Balancing PBS Passport as a Channel

Passport packs a lot of power. Only once in a generation do we see an innovation that can have so profound an impact on Public Media. Passport can and will continue to drive acquisition, renewal and cultivation strategies moving forward. But we all know what comes with great power. We may be tempted by this remarkable impact to rely on it too heavily. Our great responsibility, then, is to resist that temptation and work to balance this tool within a broader strategic development program.

Think of it like a health craze. Who hasn’t been swayed by the latest miracle cure or fad diet? The new and exciting shifts everyone’s focus away from a holistic point of view—just as we may see in our treatment of Passport. Your doctor wouldn’t tell you to focus solely on your Vitamin C intake when we require so many vitamins and nutrients to stay healthy. Similarly, to keep our donor program healthy, we can’t focus on just Vitamin Passport. We must also keep up with Vitamin Pledge, Vitamin Direct Mail and the other vital donor nutrients. 

When Passport launched, stations saw an influx of new donors attracted by the benefit. Stations felt energized with this new growth, but growth stimulated by something new cannot continue at the same rate forever. In fact, we have already noticed Passport-driven growth beginning to plateau. Stations sharing data with CDP have seen Passport acquisitions drop between 8% and 30% year over year. We have also seen total monthly revenue from Passport donors decline, indicating Passport's efficacy as a retention tool is waning. For example, we see a 28% attrition rate of non-Passport acquired sustainer donors after a year, whereas the rate for Passport acquired sustainer donors is 34%. There is no disputing that Passport has value as an acquisition and retention tool, but these numbers demonstrate it is only one piece of the balanced meal needed to keep our programs healthy.

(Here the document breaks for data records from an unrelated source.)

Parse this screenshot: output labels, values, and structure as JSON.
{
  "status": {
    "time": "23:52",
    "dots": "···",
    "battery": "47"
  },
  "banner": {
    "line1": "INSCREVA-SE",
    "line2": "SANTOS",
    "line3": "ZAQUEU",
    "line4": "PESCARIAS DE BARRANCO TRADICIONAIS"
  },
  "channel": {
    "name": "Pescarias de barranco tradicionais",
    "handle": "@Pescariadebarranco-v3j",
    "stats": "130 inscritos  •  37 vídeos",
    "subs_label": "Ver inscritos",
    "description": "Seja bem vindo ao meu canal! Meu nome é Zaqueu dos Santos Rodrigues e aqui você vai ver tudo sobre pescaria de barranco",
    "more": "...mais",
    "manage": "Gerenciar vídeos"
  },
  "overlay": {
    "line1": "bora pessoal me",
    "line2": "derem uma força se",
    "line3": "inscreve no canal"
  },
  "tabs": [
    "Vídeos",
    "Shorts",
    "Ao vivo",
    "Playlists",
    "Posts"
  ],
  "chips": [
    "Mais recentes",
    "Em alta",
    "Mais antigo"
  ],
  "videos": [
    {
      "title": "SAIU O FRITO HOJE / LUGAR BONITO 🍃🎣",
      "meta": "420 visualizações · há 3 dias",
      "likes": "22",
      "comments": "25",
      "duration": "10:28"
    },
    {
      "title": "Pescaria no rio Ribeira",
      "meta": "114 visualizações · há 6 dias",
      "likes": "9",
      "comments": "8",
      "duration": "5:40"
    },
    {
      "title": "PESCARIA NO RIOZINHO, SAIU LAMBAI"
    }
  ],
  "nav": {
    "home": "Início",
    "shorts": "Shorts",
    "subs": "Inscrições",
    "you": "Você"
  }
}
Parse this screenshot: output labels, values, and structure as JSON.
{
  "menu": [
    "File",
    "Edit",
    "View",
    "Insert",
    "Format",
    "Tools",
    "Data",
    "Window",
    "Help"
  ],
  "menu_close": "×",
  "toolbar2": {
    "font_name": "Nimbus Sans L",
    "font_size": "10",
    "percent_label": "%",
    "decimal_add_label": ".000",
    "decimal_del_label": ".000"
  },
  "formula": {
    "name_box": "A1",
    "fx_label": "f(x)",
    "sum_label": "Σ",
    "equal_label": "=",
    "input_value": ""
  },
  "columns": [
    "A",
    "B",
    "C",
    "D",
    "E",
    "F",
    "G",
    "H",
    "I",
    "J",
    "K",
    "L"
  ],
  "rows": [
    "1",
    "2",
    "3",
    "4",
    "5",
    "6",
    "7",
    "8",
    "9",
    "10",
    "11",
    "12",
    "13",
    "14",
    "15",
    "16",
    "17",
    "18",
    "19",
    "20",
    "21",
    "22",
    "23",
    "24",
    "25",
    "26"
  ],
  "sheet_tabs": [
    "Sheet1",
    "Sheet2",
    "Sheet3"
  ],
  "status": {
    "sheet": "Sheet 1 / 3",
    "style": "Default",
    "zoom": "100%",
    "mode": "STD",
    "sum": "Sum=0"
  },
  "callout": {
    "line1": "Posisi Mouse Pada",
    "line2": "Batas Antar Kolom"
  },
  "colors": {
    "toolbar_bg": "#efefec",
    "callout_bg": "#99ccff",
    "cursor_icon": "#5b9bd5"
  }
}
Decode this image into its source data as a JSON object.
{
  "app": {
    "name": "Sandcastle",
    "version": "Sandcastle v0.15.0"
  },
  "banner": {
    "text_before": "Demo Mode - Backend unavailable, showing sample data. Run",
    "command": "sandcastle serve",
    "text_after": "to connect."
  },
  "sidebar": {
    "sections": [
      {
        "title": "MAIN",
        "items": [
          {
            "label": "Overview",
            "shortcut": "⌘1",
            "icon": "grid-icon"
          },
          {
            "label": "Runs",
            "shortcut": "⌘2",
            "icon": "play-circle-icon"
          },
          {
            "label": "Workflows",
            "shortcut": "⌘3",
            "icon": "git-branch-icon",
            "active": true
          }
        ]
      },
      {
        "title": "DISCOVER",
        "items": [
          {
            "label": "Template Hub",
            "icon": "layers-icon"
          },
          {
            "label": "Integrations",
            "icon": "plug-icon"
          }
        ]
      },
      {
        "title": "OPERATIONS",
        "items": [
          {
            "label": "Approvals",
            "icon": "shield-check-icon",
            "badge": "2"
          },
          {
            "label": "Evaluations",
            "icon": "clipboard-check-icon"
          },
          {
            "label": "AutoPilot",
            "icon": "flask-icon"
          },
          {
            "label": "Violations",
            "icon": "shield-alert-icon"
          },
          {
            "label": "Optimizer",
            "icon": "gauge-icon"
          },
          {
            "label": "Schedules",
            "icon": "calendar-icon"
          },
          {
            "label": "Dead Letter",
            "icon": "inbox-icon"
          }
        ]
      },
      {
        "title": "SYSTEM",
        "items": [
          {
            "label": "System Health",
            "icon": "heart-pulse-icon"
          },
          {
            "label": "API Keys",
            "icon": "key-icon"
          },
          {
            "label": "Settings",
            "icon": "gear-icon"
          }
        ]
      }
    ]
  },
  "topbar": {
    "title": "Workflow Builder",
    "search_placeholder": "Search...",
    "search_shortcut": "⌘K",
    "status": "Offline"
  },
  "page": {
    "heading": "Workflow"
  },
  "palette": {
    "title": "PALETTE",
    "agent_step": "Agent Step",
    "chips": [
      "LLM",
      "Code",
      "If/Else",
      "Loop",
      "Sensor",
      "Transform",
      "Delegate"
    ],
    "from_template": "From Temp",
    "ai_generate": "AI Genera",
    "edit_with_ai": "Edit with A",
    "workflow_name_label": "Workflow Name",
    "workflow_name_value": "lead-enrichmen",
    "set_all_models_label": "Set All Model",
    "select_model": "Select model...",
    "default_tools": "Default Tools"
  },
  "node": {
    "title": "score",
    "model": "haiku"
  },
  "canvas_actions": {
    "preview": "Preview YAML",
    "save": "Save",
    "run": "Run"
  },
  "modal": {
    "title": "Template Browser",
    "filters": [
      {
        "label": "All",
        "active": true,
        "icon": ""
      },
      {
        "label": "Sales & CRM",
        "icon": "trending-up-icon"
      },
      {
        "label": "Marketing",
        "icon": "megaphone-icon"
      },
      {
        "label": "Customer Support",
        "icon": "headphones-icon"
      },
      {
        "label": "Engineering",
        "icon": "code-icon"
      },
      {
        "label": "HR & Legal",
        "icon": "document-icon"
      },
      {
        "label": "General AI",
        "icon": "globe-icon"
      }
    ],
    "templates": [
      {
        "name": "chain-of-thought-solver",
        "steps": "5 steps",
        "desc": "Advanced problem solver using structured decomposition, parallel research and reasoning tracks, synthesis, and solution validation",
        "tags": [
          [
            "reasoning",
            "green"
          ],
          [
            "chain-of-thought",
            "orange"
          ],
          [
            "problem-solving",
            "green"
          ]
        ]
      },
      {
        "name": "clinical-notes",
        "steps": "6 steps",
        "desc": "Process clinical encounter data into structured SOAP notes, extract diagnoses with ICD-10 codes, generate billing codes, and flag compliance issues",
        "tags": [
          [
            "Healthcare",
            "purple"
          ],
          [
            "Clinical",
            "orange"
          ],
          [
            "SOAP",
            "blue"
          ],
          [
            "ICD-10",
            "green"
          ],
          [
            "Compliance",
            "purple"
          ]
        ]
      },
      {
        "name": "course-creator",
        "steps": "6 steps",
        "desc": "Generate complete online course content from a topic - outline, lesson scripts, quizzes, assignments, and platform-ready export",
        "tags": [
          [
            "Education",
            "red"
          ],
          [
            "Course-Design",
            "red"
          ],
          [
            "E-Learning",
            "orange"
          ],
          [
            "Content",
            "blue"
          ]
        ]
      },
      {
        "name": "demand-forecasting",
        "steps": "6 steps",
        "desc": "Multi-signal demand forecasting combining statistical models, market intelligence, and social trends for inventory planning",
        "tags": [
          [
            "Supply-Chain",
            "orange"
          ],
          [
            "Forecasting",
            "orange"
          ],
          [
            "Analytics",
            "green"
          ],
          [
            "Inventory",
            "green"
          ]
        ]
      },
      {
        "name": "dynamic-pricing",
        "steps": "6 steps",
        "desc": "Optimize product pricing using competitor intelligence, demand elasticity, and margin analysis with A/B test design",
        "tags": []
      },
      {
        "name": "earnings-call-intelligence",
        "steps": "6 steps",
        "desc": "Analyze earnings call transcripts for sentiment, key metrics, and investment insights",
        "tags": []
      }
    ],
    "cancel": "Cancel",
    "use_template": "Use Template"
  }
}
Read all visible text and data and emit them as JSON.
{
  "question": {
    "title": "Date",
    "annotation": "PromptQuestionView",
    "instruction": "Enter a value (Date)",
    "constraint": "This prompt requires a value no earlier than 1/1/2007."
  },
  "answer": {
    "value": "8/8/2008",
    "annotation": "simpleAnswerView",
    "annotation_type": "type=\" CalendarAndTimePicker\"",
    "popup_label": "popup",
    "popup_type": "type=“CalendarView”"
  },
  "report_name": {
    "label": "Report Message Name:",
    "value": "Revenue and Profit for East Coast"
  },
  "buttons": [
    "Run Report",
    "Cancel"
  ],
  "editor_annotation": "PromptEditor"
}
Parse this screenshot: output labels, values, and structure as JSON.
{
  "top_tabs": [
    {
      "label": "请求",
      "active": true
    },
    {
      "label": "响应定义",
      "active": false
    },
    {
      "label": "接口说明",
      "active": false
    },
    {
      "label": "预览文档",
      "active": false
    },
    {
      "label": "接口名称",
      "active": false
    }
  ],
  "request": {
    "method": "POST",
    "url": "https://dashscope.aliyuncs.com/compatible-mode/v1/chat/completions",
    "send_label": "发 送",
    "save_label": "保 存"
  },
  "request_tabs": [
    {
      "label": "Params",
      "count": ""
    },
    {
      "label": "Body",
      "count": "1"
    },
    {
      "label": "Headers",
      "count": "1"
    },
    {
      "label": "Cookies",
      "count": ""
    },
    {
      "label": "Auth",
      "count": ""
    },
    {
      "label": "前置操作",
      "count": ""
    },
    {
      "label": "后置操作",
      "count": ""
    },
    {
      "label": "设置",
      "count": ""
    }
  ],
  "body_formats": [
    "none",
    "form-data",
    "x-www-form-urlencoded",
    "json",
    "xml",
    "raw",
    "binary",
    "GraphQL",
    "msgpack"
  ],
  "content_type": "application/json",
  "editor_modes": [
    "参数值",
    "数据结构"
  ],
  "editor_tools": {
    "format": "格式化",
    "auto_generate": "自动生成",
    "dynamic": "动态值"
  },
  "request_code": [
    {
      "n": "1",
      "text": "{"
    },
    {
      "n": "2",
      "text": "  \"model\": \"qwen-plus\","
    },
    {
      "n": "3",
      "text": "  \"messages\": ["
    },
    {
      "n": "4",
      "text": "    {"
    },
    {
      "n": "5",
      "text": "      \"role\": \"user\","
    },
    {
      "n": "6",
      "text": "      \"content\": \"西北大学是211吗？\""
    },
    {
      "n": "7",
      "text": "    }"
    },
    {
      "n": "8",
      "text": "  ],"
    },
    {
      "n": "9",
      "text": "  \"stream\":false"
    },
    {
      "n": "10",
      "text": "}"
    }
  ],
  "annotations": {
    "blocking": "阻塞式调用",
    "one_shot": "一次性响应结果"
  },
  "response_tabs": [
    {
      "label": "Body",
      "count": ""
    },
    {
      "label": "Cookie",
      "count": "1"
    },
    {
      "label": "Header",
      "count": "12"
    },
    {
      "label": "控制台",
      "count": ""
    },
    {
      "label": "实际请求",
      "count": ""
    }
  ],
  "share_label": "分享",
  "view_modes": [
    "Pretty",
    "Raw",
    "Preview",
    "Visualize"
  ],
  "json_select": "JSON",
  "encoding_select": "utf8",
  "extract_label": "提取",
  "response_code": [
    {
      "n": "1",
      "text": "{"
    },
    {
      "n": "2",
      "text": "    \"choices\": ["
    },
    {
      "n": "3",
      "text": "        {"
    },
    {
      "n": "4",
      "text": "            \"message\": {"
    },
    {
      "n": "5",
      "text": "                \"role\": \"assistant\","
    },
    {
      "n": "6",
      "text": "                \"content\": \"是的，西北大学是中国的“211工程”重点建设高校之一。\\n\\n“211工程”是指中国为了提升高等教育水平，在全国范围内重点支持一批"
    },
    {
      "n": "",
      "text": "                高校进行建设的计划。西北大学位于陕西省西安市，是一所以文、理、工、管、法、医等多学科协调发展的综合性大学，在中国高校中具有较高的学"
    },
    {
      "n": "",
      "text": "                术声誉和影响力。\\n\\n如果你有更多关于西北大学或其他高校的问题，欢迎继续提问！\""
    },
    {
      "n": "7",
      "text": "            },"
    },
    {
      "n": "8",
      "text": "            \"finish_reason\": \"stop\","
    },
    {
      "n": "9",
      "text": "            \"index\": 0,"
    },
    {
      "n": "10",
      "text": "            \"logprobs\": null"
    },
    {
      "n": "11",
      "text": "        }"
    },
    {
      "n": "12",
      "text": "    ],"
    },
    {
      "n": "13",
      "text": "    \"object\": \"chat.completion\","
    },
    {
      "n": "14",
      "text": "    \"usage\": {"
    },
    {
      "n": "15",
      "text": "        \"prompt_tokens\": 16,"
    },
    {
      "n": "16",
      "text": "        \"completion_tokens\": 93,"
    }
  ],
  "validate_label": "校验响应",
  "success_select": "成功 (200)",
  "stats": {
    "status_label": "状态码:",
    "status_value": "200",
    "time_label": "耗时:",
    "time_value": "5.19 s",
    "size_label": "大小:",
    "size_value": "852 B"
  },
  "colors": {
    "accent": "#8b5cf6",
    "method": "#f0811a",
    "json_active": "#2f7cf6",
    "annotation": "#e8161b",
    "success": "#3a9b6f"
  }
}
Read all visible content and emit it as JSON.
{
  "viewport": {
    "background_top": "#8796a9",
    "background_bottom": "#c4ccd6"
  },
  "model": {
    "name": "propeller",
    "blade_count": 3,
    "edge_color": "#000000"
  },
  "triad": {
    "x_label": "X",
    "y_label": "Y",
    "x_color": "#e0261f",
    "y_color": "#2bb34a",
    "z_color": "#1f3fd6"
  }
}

Finding balance will demand better understanding of Passport as its own donor communication channel. What are its strengths and weaknesses relative to the other channels we use? We know Passport can attract younger donors and people motivated predominantly (or, in cases, solely) by the benefit. We also know that Passport donors can lower our average gift and they tend to be more transactional and do not stay active donors as long as others.

How can you optimize Passport as an appropriately balanced donor channel within your program?

Be careful when designing your online giving forms for instant gratification. Instant gratification may confuse donors not specifically motivated by the Passport benefit, resulting in an inadvertent reaction of “What is this? Did I get charged extra?”

Don’t market Passport so heavily that it overshadows the importance of our mission. Remind donors that public media is much more than another streaming provider. (And keep in mind that, other than Netflix, most streaming providers have high churn rates—not a model we seek to emulate.)

Do what you can to increase Passport acquired donors’ engagement through regular alerts about the content available to them. CDP currently offers stations two monthly Passport emails: The first highlights two to five programs or series, and the second provides an in-depth promotion of a single Passport program or series.

Avoid bundling premiums into your Passport-dedicated pages. Our testing has shown conversion rates drop with the addition of a premium offer, and the decreased conversion rates negated any gains in average gift created by the bundling. Adding premiums only exacerbates the appeals' implicit transactional tone.

Again – Passport is powerful and here to stay. But it's not a cure-all. No one channel can work miracles. Rather, all of them must work together to nourish Public Media so we can continue to serve our donors and society at large.

Frank AuerComment